I never had a large amount of chips and kept hoping for a comeback. The idiot had a nice size stack and I kept thinking that I was going to double through him at one point or another. While waiting for that opportunity, I watched as Clements took down most of the pots he was involved in. I have concluded that the guy spends his days off from poker helping cats out of trees and walking old ladies across the street. He is a do-gooder who has the karma of a saint and when you combine his karma with his solid poker abilities, you can win two WSOP bracelets like he has.

I got knocked out of the tournament shortly after the dinner break, but walked out with my head held high.

$1500 Omaha High Low
The $1500 Omaha Hi/Low event at the WSOP was a disappointment because it looked as if I was going to make the comeback of the century. At one point, I had $175 in chips and at the break I had $650. I actually told one of my friends, "I am on break for thirty minutes and I might be out of the tournament in thirty-five. Instead, I went back and ran my chips up to almost 6k and stuck around to it was almost quitting time for the night.

I seriously have never seen so many people trying to give away $1500. There were 832 entries and probably 600 of them had no idea how to play. The main hand sticking out in my mind is a hand I wasn't involved in. There was one guy who called a raise preflop.
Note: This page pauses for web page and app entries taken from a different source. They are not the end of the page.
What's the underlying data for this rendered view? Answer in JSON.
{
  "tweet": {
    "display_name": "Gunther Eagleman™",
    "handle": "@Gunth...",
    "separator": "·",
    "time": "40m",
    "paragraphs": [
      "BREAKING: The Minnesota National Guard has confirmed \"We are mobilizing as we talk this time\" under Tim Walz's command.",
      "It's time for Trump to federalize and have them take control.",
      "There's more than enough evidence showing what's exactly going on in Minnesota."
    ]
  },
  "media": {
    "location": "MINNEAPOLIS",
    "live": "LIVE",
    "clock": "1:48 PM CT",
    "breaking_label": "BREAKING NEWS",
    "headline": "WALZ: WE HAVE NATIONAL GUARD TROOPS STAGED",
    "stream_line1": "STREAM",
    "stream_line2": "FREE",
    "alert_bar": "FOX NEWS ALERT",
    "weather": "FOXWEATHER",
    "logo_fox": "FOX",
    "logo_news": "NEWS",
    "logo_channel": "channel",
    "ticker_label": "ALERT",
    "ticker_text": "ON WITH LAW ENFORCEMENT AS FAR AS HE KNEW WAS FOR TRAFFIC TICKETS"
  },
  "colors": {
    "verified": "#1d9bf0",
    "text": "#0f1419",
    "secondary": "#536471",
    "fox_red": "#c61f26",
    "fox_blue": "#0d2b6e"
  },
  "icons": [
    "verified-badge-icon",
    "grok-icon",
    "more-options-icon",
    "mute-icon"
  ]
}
Called a raise on the flop of 865. Called a bet on the turn and on the river when a 7 showed up won with 9TJK. Don't ask me how he can call two bets on the flop with a gutshot for half the pot, but that is similar to what I saw all day.

World Series of Poker 2009, WSOP 2010, 2011 WSOP Events report